#### DATA SHOWN
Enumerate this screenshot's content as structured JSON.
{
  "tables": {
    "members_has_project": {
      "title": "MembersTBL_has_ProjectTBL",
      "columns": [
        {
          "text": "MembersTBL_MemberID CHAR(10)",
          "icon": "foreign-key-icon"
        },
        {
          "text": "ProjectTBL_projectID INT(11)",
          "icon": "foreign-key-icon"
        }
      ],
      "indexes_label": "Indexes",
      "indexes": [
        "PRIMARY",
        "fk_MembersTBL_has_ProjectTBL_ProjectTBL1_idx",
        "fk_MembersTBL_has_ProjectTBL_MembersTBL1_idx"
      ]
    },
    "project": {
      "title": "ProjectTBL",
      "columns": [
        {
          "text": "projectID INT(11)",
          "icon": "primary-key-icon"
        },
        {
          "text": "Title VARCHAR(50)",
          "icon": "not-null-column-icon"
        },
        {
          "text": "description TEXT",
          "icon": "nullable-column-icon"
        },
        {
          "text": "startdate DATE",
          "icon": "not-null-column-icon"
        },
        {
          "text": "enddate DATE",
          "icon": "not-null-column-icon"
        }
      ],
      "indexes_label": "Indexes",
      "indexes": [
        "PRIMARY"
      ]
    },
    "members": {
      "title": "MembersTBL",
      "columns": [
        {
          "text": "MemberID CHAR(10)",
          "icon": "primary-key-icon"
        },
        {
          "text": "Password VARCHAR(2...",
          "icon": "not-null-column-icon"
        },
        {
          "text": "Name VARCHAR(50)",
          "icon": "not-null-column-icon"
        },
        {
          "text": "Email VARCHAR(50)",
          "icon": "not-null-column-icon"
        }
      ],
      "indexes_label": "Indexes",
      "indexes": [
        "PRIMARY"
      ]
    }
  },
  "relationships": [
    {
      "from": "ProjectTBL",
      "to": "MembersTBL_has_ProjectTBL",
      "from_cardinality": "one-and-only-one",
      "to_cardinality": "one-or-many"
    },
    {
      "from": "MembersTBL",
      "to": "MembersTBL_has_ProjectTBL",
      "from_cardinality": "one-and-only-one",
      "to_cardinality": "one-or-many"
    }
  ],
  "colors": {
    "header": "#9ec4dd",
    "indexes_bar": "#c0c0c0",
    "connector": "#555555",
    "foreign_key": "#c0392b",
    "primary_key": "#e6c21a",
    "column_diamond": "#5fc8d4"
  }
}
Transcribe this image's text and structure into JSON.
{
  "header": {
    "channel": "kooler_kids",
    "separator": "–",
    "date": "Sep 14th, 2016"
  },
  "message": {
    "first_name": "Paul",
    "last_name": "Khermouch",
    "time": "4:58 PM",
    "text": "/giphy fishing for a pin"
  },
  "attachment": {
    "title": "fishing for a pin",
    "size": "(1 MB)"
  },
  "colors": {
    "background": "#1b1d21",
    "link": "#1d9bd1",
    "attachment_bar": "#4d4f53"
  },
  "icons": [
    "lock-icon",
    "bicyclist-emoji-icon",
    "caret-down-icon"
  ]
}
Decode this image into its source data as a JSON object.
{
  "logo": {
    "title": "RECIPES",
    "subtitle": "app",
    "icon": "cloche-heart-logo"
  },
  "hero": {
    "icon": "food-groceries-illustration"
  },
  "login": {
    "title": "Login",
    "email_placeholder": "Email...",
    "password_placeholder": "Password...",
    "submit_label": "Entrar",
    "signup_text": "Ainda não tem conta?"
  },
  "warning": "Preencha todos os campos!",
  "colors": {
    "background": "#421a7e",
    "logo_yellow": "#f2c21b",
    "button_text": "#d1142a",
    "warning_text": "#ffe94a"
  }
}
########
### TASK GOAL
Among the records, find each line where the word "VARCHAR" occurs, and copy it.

### TASK OUTPUT
          "text": "Title VARCHAR(50)",
          "text": "Password VARCHAR(2...",
          "text": "Name VARCHAR(50)",
          "text": "Email VARCHAR(50)",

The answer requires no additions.